Copy out each line of the data that holds the word "scale".
-- Opening Marker --
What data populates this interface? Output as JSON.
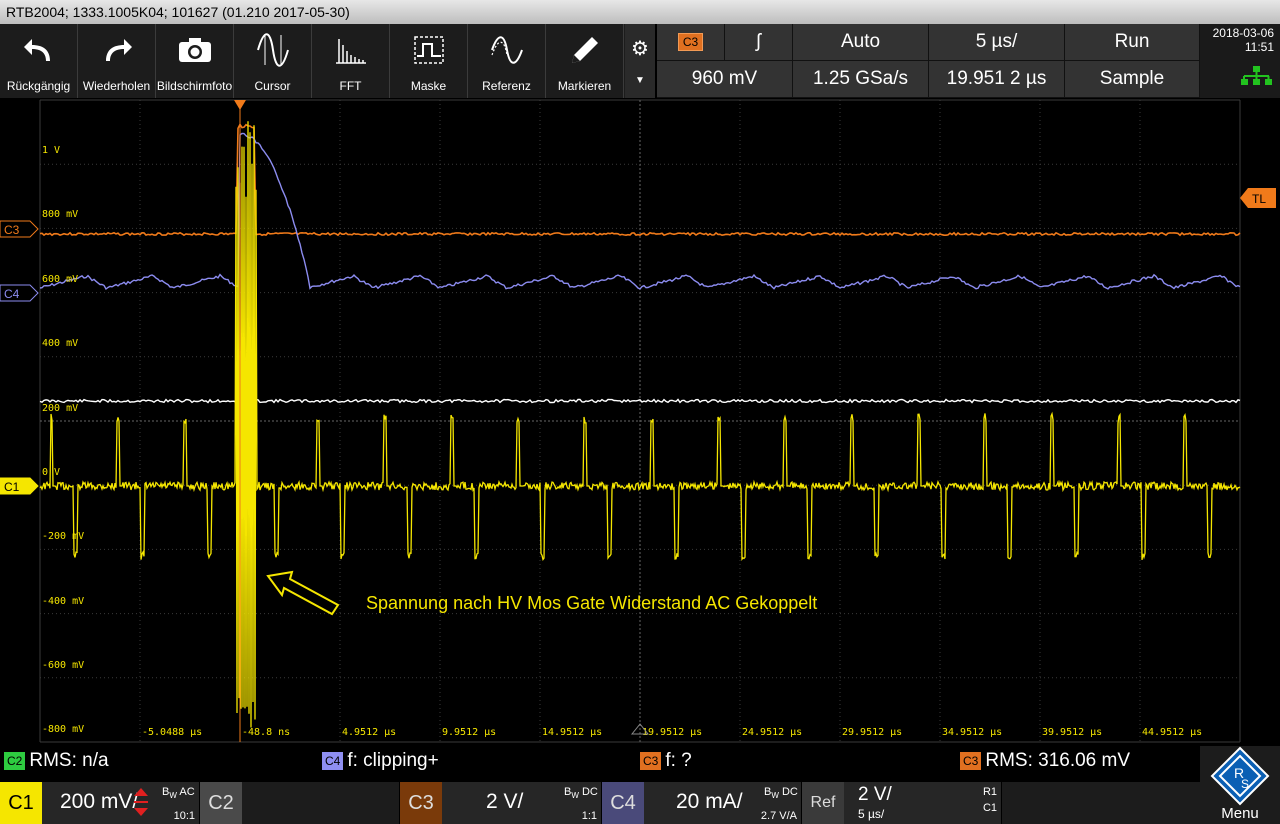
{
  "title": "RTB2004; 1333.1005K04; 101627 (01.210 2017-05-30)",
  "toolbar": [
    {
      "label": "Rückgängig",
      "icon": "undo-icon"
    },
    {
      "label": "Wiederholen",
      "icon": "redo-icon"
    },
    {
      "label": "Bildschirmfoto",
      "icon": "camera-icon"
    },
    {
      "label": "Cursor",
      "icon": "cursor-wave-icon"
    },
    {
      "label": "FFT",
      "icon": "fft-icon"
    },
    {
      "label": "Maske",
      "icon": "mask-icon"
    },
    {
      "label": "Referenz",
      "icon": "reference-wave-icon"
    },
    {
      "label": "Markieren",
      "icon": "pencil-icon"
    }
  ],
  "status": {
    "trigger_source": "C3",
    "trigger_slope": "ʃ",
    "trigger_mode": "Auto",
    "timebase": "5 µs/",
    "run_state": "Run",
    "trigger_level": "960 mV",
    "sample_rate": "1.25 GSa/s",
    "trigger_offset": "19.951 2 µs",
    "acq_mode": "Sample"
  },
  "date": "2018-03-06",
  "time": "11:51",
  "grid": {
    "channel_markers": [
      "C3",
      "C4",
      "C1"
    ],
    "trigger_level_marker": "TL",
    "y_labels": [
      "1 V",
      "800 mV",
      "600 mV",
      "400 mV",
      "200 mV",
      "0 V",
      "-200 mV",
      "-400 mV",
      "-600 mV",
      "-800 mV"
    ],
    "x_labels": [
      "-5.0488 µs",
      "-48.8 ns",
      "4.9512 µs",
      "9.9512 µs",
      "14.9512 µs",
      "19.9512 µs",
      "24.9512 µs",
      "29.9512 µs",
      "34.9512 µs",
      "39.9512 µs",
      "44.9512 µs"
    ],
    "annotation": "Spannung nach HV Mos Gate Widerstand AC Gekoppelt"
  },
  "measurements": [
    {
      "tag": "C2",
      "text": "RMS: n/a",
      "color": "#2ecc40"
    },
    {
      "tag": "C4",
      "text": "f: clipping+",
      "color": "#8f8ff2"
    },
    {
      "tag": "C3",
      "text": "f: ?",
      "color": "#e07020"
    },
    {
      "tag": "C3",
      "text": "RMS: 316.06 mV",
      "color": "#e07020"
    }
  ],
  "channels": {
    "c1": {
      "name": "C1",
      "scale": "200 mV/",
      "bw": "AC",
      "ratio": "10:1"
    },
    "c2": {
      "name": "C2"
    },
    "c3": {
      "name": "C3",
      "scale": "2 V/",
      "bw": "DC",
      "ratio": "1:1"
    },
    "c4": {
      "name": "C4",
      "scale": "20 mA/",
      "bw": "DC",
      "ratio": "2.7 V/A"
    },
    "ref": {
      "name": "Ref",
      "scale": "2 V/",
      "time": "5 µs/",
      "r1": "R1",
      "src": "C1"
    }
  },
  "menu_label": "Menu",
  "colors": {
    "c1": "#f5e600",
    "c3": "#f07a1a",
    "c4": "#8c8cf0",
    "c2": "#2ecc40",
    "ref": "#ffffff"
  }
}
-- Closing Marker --
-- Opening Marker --
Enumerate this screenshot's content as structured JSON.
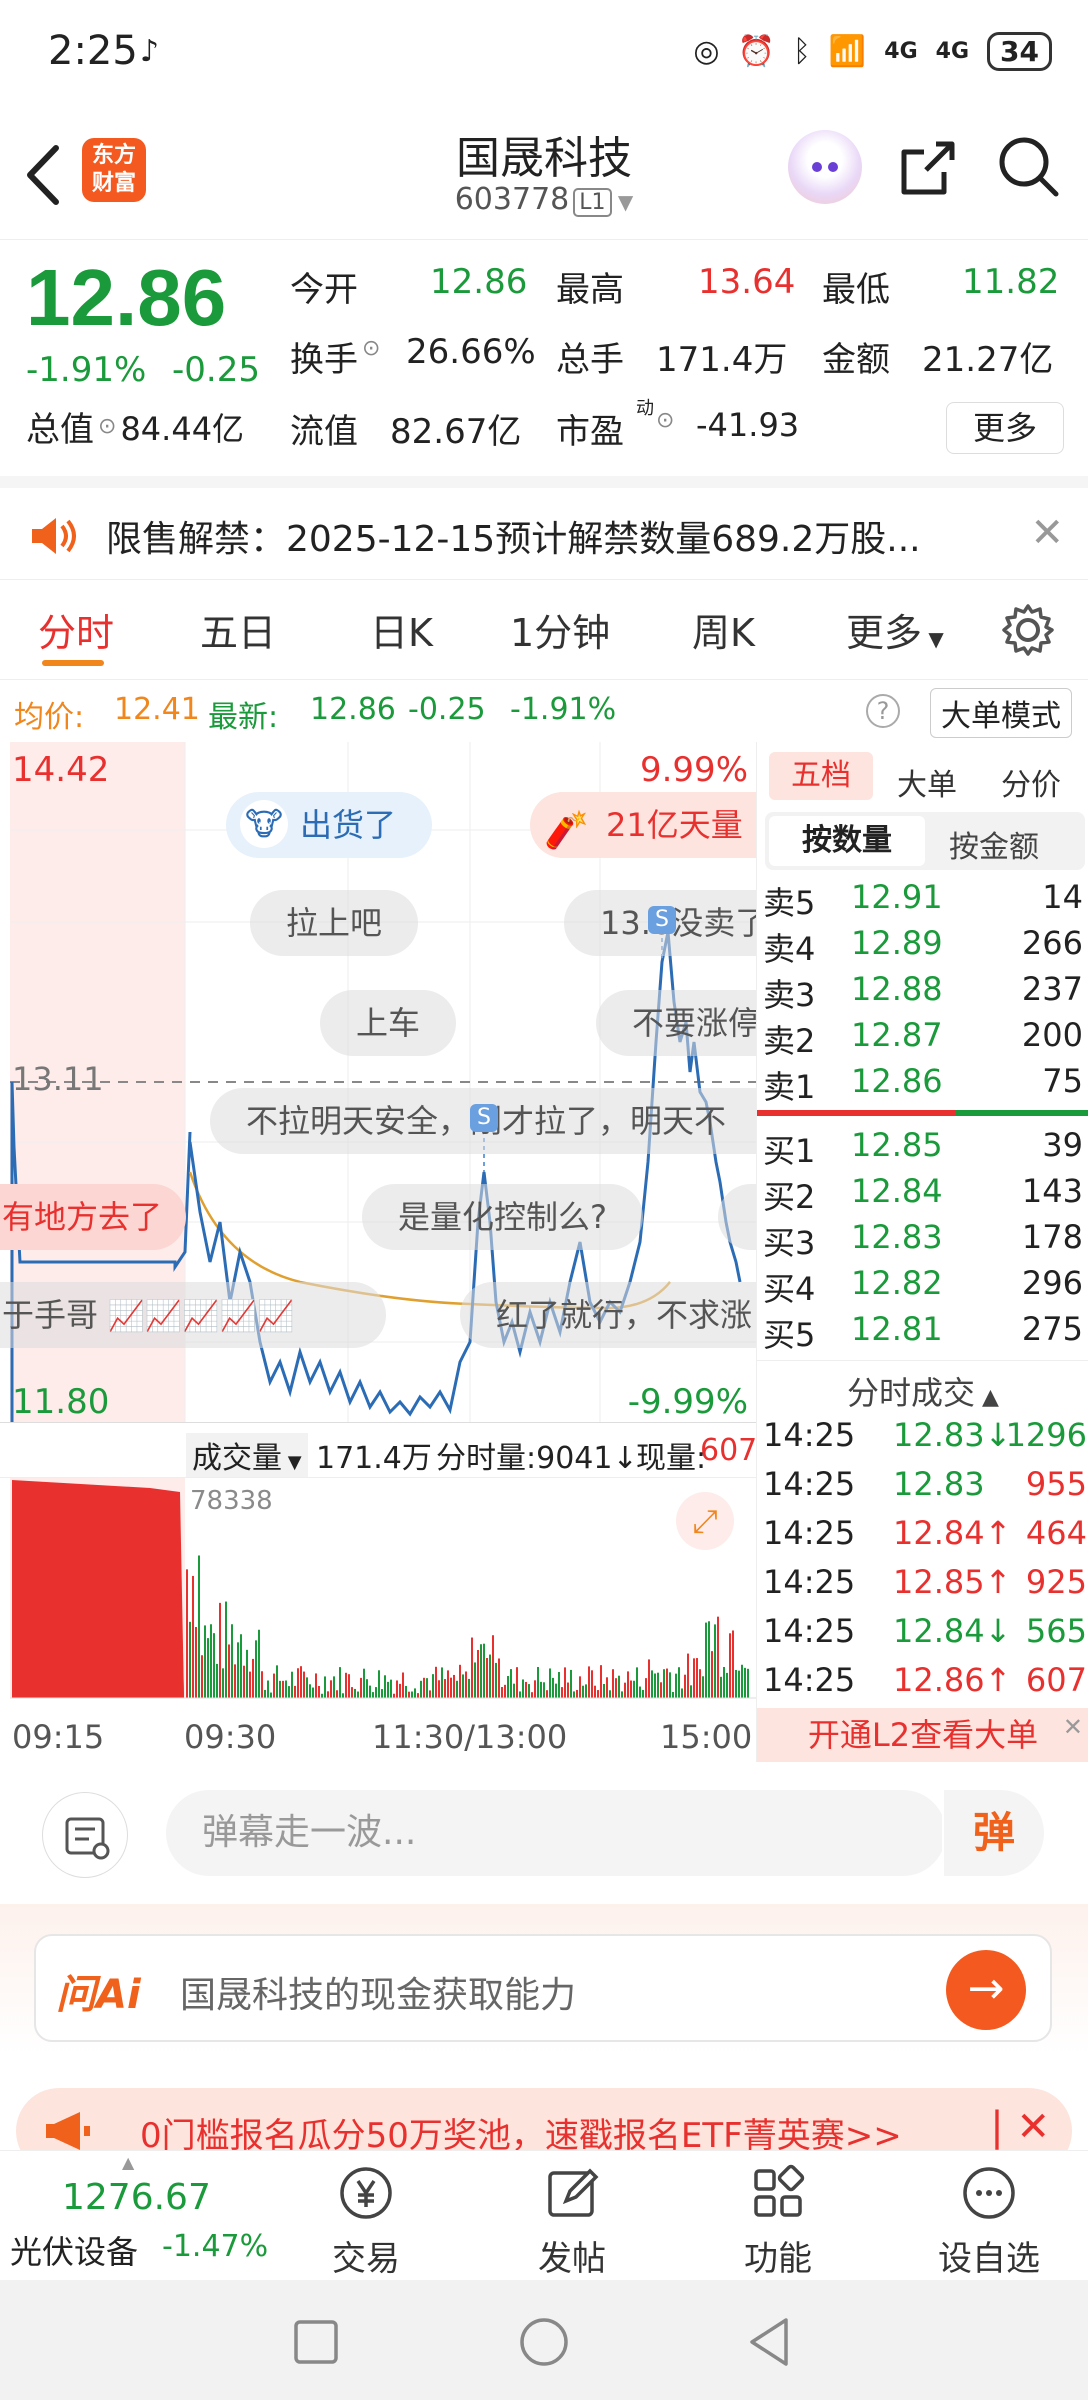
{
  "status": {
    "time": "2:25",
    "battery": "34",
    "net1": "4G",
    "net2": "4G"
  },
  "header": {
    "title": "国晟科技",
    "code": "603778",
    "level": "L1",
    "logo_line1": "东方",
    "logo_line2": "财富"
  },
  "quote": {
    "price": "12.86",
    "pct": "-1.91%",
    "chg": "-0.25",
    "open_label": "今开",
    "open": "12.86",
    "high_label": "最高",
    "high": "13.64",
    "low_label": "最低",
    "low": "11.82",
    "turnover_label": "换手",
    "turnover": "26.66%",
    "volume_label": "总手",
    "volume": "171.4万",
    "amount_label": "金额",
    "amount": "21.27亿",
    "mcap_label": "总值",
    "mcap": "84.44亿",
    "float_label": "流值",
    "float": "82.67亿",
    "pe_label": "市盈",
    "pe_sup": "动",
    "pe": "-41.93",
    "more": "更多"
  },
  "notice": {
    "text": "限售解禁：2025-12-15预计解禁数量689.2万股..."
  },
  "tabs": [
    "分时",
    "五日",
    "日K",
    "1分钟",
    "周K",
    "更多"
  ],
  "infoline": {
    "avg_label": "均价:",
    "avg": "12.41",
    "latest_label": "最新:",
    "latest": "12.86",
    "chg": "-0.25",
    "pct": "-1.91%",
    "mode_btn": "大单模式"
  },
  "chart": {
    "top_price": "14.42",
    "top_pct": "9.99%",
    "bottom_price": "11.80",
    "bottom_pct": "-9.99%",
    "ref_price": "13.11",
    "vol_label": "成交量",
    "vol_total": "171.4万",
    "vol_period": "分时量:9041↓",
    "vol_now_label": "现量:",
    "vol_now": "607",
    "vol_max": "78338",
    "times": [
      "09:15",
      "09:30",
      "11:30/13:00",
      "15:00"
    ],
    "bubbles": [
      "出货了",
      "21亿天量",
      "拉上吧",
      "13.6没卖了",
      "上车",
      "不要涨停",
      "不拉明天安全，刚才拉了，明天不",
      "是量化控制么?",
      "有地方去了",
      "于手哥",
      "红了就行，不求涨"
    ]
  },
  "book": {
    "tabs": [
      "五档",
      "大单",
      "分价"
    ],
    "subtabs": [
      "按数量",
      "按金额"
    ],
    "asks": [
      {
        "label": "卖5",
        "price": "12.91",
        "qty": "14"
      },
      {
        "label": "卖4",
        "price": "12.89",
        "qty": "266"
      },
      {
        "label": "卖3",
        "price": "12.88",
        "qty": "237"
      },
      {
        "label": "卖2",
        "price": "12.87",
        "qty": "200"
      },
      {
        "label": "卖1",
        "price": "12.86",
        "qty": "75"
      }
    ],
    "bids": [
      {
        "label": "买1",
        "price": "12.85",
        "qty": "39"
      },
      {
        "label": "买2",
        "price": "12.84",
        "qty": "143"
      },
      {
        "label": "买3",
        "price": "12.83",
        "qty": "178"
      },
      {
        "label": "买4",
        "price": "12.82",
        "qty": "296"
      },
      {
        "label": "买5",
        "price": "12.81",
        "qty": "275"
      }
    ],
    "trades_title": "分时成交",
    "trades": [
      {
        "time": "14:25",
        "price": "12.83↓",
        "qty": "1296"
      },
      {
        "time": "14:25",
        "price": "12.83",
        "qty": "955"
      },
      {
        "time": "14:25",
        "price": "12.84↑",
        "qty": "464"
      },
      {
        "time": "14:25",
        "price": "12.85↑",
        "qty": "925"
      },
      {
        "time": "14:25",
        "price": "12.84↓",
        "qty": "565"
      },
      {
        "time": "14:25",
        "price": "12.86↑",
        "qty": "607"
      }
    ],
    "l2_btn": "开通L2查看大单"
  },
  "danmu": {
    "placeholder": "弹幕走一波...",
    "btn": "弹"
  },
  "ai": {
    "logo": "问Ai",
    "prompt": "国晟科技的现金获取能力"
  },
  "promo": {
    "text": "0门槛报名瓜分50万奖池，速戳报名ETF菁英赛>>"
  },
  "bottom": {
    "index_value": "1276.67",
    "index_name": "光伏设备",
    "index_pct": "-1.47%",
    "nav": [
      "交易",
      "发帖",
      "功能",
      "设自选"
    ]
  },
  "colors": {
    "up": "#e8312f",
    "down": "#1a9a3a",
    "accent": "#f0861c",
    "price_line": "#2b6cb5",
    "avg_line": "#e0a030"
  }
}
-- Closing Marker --
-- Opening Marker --
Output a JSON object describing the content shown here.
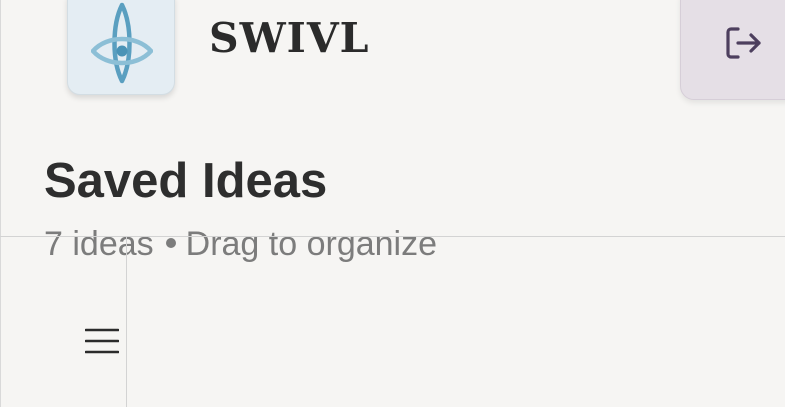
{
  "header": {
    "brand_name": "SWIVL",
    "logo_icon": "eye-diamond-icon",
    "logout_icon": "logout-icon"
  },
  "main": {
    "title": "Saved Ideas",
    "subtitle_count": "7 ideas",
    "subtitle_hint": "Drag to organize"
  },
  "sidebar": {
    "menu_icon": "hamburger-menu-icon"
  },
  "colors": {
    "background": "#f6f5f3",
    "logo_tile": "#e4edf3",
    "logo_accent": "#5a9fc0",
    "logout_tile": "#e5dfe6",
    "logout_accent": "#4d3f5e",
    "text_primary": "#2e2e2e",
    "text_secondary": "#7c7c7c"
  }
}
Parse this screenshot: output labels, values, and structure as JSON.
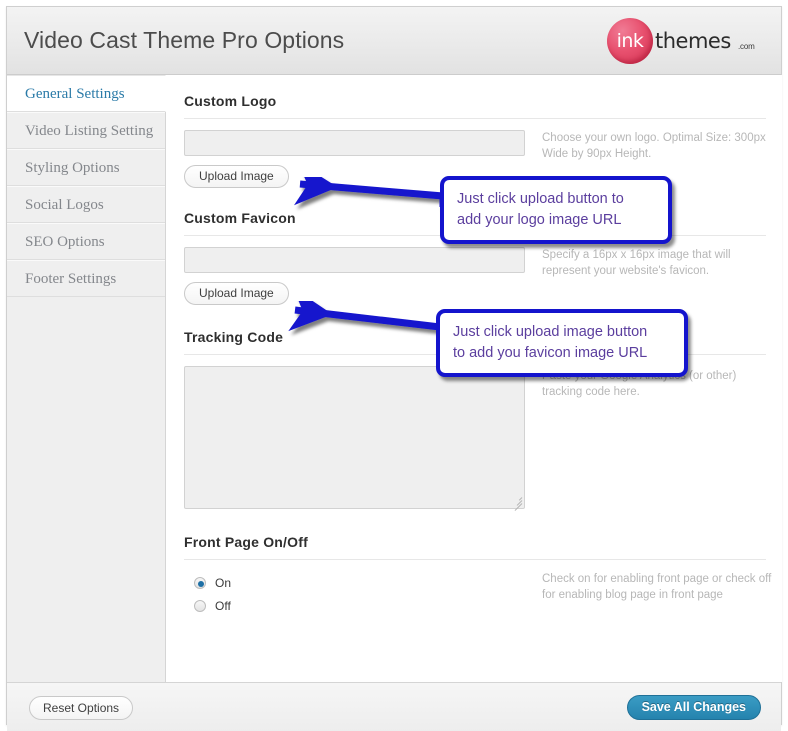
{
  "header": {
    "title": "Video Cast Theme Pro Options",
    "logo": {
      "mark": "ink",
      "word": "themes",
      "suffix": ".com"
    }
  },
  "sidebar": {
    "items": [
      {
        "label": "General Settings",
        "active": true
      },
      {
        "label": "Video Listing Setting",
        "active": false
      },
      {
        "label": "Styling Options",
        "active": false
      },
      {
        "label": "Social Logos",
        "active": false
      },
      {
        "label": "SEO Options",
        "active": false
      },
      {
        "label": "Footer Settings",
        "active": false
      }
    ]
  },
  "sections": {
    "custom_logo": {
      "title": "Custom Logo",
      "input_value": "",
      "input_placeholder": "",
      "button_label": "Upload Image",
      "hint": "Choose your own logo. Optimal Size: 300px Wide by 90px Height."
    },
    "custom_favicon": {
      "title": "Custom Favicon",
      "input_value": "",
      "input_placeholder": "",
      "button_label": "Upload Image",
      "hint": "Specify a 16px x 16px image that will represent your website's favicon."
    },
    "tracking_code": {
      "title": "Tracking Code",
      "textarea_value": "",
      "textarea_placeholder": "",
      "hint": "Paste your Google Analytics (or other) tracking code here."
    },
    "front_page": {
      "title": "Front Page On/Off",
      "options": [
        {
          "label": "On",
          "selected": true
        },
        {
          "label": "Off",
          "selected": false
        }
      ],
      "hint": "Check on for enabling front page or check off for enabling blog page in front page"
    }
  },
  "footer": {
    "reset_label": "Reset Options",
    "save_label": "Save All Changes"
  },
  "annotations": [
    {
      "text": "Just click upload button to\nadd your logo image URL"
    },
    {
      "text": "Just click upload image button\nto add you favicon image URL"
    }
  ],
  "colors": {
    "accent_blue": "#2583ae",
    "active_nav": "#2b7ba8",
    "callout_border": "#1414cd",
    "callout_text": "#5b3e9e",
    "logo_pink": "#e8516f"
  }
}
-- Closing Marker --
**Exercise solution**.
      "scale": "200 mV/",
      "scale": "2 V/",
      "scale": "20 mA/",
      "scale": "2 V/",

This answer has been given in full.